## ACTION ITEM
Look at each line below and tally those holding "طلبك"; answer with that figure and nothing else.

## SUPPLIED DATA
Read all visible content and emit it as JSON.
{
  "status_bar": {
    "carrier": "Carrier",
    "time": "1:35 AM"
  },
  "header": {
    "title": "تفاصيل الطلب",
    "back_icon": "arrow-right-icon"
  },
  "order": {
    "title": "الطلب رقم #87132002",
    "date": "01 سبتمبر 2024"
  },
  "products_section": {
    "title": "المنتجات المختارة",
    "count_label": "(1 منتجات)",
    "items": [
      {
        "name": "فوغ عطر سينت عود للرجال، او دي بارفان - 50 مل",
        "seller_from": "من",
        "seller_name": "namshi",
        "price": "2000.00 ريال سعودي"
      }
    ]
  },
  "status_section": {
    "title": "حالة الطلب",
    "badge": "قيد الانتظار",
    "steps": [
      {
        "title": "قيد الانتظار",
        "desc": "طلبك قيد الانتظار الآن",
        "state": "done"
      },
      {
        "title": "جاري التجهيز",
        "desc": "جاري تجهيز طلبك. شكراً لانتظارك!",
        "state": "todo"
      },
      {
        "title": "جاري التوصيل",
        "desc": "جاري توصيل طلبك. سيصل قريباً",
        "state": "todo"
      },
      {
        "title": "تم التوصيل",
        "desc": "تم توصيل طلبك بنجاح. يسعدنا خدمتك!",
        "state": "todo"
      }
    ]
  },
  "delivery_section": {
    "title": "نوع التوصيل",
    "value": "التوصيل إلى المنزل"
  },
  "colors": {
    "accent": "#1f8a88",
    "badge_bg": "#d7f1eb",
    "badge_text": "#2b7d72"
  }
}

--

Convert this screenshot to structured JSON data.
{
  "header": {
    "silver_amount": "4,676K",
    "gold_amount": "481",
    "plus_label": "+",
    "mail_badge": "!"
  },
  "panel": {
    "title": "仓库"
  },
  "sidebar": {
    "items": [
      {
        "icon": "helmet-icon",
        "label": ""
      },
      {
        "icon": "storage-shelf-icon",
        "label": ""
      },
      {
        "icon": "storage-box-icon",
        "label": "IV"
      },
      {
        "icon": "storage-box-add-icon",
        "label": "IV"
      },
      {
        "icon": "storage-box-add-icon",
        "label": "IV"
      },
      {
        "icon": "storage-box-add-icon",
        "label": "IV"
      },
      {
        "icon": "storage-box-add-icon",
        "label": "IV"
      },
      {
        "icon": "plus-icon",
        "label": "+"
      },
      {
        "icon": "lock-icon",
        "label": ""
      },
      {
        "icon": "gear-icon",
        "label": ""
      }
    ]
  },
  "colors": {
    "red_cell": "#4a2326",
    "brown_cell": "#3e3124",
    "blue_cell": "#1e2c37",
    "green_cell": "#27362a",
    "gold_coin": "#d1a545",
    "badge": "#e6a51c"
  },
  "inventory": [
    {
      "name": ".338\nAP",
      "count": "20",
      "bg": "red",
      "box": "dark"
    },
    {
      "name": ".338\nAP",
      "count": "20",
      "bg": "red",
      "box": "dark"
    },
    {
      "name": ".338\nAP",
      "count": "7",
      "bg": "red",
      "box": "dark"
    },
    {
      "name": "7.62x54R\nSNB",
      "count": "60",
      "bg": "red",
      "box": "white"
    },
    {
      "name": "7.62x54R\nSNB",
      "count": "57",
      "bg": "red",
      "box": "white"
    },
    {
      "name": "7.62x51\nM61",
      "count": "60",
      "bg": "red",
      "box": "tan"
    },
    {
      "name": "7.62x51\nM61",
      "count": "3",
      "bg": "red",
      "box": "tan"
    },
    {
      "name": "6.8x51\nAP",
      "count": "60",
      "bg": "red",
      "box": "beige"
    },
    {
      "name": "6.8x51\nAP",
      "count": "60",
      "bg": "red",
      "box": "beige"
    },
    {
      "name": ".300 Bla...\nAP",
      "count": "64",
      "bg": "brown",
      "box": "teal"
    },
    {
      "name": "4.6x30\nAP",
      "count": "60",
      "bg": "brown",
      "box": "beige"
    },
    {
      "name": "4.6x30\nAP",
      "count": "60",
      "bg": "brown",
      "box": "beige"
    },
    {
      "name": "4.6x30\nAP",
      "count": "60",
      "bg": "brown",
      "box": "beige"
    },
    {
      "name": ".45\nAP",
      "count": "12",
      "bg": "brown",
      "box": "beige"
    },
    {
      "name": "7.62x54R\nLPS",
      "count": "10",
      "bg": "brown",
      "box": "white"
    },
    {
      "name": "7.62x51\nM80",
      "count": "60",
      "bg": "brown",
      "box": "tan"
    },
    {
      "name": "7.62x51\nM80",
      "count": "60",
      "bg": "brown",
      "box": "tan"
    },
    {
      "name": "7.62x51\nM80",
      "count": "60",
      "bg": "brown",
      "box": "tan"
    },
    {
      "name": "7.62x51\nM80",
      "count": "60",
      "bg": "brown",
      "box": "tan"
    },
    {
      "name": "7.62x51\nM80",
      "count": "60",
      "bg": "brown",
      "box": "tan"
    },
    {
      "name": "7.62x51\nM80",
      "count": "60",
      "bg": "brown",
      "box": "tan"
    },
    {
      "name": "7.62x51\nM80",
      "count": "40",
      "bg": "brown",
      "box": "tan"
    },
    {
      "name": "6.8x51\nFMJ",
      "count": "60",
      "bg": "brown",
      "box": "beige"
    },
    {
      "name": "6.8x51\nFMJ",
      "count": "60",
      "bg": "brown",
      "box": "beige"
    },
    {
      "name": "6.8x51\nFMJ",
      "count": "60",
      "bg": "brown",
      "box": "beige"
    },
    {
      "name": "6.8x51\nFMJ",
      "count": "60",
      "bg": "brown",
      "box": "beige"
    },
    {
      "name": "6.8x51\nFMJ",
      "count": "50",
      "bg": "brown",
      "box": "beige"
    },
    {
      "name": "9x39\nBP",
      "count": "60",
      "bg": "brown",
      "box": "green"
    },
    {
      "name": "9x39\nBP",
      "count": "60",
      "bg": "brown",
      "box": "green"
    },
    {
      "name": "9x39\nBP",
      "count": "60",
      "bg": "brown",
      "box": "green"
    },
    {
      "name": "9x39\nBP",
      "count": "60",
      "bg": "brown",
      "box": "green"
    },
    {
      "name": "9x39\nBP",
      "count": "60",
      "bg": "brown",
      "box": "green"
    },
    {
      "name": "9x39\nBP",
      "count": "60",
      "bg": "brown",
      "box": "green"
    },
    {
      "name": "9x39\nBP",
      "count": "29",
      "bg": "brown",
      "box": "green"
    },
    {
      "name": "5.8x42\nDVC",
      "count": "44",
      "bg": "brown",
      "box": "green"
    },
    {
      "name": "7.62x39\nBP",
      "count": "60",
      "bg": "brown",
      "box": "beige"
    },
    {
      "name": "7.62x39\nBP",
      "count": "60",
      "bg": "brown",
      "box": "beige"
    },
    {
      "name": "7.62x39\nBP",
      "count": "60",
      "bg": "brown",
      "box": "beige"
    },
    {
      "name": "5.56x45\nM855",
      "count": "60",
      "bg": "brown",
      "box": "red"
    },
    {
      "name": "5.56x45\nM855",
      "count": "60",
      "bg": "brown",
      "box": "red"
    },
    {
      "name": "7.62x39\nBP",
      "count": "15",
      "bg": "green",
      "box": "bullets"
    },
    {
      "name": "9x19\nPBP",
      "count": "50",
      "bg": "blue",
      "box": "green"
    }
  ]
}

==

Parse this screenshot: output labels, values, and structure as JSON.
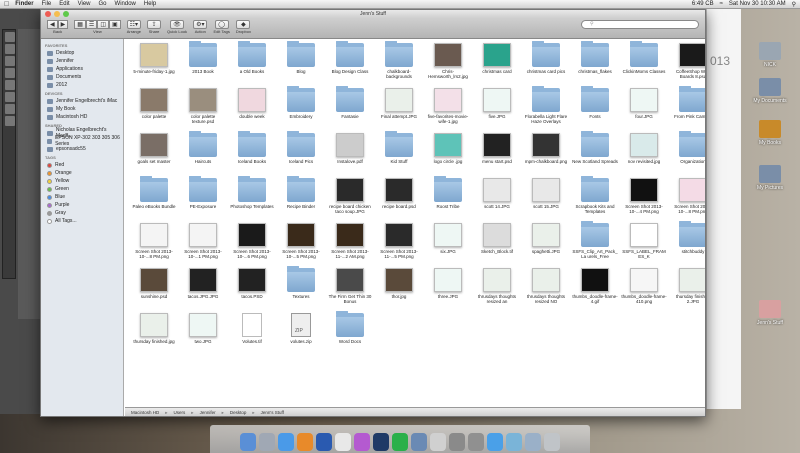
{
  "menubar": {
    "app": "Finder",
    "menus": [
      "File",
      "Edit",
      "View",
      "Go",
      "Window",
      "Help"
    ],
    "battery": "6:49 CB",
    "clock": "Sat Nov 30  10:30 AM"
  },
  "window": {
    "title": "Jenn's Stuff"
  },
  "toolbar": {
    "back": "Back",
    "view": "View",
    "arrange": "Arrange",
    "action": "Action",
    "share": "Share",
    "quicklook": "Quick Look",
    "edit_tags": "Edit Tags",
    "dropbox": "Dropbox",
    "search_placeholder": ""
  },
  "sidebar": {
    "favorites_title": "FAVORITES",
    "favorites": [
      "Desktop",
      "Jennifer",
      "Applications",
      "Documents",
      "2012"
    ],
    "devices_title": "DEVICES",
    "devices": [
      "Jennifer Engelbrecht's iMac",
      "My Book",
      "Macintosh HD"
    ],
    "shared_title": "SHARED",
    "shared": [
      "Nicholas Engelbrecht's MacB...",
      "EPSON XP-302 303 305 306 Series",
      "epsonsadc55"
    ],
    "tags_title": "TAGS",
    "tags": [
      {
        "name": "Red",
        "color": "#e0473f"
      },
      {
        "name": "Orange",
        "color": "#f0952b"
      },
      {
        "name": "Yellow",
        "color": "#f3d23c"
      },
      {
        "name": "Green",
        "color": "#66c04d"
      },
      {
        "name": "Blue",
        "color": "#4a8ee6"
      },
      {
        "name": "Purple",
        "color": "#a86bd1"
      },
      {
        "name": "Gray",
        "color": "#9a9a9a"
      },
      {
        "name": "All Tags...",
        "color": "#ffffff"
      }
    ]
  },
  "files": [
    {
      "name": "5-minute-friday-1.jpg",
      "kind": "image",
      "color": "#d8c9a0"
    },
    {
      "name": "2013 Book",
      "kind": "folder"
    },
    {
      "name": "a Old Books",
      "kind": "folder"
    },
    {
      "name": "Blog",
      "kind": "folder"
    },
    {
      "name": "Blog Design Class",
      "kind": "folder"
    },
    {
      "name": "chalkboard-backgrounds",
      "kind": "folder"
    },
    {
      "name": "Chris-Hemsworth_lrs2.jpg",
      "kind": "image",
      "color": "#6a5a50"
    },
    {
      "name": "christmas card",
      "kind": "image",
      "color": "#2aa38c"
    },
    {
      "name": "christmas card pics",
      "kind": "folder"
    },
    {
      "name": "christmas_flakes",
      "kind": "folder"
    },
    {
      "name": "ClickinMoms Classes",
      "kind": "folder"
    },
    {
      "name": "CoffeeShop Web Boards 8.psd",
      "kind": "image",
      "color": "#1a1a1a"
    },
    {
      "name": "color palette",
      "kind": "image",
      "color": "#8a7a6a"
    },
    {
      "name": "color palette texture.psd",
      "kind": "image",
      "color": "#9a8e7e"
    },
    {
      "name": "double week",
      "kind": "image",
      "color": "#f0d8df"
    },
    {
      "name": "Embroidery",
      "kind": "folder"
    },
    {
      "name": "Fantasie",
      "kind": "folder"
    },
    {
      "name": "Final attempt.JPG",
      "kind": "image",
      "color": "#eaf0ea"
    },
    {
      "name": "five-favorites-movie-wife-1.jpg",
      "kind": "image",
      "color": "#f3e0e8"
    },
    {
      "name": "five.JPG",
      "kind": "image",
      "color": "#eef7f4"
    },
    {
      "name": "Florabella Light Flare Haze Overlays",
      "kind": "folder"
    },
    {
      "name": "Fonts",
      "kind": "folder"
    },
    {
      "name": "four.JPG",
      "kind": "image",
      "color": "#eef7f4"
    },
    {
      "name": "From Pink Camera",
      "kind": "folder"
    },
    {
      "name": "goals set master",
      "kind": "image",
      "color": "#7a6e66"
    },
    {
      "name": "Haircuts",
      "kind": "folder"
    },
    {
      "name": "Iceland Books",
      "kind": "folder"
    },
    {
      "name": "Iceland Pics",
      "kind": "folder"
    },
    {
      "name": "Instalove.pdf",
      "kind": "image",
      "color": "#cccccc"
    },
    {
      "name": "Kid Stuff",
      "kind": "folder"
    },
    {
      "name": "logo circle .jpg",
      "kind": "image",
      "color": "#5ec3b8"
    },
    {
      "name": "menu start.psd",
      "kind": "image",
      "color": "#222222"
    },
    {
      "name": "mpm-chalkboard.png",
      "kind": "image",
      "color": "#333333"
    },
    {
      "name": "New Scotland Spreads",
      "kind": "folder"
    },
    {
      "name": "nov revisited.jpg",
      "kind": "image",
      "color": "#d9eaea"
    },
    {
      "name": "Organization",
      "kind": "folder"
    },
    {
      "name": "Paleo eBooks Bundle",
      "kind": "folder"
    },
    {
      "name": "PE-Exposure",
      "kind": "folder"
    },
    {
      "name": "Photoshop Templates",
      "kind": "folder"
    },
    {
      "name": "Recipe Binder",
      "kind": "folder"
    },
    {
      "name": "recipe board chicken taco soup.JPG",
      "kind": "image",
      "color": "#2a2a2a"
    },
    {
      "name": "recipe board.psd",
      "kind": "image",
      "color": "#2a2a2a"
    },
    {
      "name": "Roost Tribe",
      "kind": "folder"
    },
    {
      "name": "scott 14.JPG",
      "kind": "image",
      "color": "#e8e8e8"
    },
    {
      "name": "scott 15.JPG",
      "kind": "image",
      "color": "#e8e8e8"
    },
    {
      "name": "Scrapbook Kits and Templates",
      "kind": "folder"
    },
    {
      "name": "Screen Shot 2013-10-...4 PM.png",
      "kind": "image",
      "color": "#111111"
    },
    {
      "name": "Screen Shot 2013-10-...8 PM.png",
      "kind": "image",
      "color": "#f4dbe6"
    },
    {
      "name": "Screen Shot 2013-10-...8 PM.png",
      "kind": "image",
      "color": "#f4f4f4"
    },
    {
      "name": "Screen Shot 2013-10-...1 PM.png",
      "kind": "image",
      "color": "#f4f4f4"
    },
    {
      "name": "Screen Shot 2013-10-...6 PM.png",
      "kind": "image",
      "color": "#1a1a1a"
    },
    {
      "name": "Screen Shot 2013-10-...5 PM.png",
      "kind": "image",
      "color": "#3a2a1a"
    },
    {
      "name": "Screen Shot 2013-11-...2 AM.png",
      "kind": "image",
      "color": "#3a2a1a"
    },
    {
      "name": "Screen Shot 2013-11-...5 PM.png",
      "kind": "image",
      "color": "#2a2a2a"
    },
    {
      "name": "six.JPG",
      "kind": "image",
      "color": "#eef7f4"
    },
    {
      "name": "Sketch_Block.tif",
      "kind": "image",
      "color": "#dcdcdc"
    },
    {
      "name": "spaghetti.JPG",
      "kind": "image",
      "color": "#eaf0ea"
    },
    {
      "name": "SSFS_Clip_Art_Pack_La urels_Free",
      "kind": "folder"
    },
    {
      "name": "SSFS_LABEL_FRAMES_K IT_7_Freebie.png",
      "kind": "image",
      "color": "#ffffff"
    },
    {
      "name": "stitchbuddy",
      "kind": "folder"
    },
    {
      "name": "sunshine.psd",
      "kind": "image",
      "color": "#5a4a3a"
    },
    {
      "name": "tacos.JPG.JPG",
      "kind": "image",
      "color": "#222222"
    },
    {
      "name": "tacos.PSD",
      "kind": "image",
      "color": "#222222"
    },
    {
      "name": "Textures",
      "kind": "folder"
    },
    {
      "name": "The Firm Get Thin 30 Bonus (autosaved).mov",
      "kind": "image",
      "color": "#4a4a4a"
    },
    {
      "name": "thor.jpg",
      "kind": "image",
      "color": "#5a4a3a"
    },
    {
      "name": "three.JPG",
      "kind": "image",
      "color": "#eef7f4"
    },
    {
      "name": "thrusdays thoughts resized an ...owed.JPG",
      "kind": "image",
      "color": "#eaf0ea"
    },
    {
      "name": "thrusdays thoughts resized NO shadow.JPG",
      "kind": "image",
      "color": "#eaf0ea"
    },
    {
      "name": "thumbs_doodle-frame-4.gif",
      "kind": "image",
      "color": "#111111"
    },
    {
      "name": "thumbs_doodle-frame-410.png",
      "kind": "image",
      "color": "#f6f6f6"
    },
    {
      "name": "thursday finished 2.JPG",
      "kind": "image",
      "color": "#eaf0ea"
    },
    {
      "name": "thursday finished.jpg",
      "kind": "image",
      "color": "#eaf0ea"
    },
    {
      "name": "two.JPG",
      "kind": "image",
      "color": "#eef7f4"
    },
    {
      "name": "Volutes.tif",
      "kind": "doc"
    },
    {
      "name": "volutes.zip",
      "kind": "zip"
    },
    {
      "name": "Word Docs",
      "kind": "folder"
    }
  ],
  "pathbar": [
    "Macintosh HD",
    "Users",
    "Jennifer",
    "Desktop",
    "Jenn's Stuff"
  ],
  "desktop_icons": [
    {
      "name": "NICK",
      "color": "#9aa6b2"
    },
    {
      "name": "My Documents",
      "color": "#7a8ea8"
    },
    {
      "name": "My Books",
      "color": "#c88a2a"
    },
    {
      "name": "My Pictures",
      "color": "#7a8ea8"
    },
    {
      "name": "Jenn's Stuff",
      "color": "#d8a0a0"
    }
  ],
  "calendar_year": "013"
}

## RESPONSE TO THE TASK
4